**About this task**: The expected response is a copy of every line in the entries below that includes the word "color".

**Exercise material**:
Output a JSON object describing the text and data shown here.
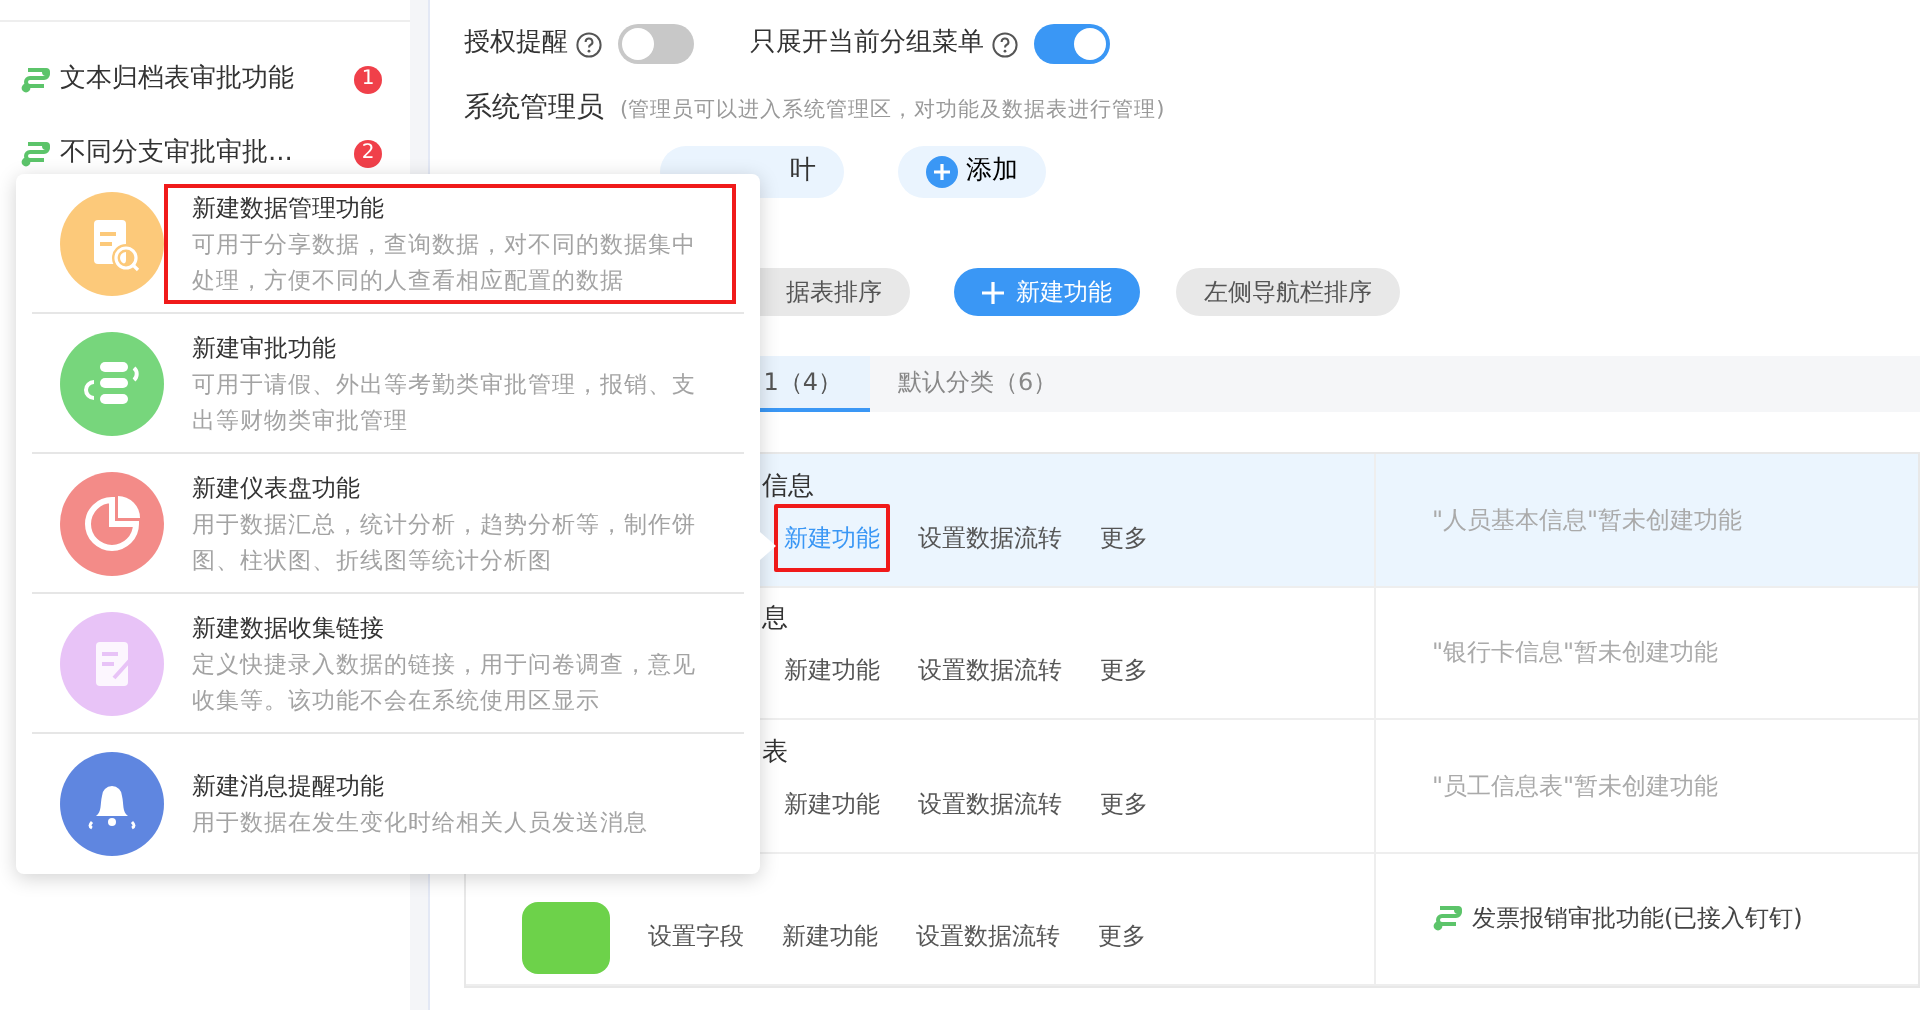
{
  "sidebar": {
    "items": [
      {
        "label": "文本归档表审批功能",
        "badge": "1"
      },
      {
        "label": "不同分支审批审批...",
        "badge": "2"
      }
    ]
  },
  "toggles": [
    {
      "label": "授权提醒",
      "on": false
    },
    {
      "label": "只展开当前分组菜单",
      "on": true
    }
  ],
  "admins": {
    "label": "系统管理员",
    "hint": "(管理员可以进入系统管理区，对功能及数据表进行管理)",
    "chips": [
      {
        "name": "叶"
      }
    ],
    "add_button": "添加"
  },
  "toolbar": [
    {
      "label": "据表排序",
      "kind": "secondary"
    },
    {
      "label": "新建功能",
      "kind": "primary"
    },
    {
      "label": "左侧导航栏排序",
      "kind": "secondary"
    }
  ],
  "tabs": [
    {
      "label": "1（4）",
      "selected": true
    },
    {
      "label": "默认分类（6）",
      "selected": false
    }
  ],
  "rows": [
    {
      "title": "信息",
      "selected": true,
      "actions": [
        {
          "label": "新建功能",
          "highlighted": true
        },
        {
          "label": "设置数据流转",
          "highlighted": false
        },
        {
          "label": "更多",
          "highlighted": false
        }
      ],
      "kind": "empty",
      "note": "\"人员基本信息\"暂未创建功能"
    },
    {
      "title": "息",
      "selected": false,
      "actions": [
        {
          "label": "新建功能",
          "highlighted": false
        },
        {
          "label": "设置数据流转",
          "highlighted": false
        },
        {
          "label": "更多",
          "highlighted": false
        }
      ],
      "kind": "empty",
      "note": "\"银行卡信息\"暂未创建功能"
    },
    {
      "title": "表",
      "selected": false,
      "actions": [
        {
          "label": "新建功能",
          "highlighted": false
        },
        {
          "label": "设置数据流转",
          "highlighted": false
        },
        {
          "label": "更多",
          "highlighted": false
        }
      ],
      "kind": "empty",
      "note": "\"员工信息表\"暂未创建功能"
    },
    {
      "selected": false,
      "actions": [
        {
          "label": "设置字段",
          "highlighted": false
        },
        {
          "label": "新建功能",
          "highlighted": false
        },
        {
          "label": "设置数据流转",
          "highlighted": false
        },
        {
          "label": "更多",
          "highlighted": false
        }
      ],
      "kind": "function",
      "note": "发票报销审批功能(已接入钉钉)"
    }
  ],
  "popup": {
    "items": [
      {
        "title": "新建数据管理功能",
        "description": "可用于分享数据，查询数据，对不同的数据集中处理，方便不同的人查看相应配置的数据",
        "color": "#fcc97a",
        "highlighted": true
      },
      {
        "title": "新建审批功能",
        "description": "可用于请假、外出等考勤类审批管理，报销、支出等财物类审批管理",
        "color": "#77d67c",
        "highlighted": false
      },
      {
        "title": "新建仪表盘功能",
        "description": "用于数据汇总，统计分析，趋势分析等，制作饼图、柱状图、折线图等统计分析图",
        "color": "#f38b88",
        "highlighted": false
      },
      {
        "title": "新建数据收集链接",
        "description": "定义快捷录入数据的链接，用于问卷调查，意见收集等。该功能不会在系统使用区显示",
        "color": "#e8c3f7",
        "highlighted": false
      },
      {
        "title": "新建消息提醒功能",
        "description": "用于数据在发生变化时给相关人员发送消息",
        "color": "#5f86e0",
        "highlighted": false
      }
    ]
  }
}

**Problem solution**:
        "color": "#fcc97a",
        "color": "#77d67c",
        "color": "#f38b88",
        "color": "#e8c3f7",
        "color": "#5f86e0",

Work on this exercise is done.